Roulette is the simplest and most popular of casino games, a game that relies on pure chance and has no element of skill. Its origins are obscure, but it appeared in gambling houses and casinos throughout Europe in the late 17th century. The earliest known reference was in a book published in 1716 by the French mathematician Blaise Pascal. The modern game evolved gradually from the older hoca and portique games, gaining its current form by about 1790. The wheel has thirty-six compartments numbered nonconsecutively from 1 to 36, alternately colored red and black. A central compartment painted green carries the sign 0 on European-style wheels; two other green compartments carry the signs 00 on American wheels.

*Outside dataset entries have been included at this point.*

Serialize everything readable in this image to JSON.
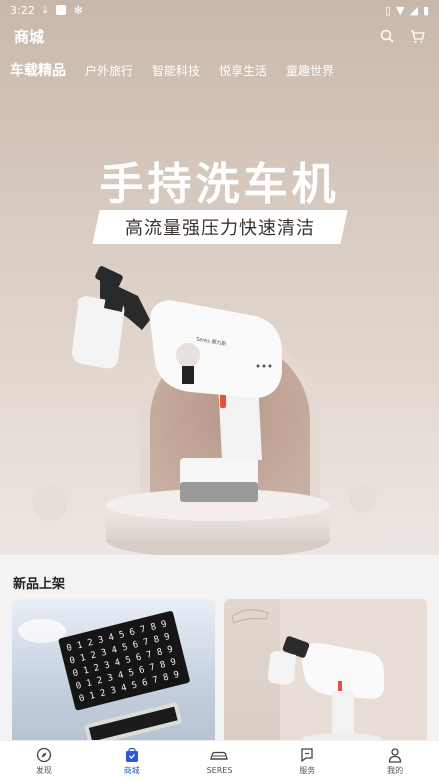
{
  "status": {
    "time": "3:22"
  },
  "header": {
    "title": "商城"
  },
  "categories": [
    {
      "label": "车载精品",
      "active": true
    },
    {
      "label": "户外旅行"
    },
    {
      "label": "智能科技"
    },
    {
      "label": "悦享生活"
    },
    {
      "label": "童趣世界"
    }
  ],
  "banner": {
    "headline": "手持洗车机",
    "subheadline": "高流量强压力快速清洁",
    "product_brand": "Seres 赛力斯"
  },
  "section": {
    "title": "新品上架"
  },
  "keypad_rows": [
    "0123456789",
    "0123456789",
    "0123456789",
    "0123456789",
    "0123456789"
  ],
  "tabs": [
    {
      "label": "发现",
      "icon": "compass-icon"
    },
    {
      "label": "商城",
      "icon": "bag-icon",
      "active": true
    },
    {
      "label": "SERES",
      "icon": "car-icon"
    },
    {
      "label": "服务",
      "icon": "flag-icon"
    },
    {
      "label": "我的",
      "icon": "person-icon"
    }
  ],
  "colors": {
    "accent": "#2d5ad8",
    "hero_bg": "#d8cbc1"
  }
}
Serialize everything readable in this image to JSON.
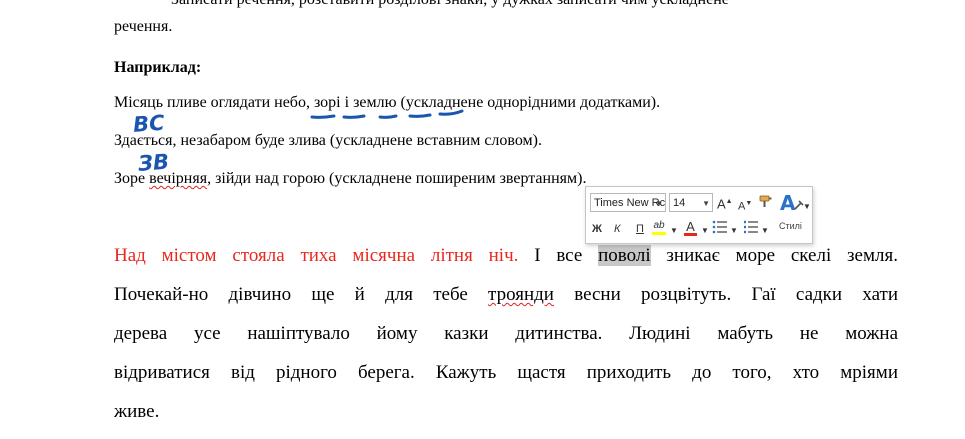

Players bet on individual numbers, various groupings of numbers, colors, or whether the number is odd or even. The game has a small following in the United States, drawing nowhere near the popularity of slot machines, video poker, blackjack, or craps, although it continues to draw crowds at Monte Carlo and other European resorts. Winning bets are paid out in chips; losing bets go into the house’s income.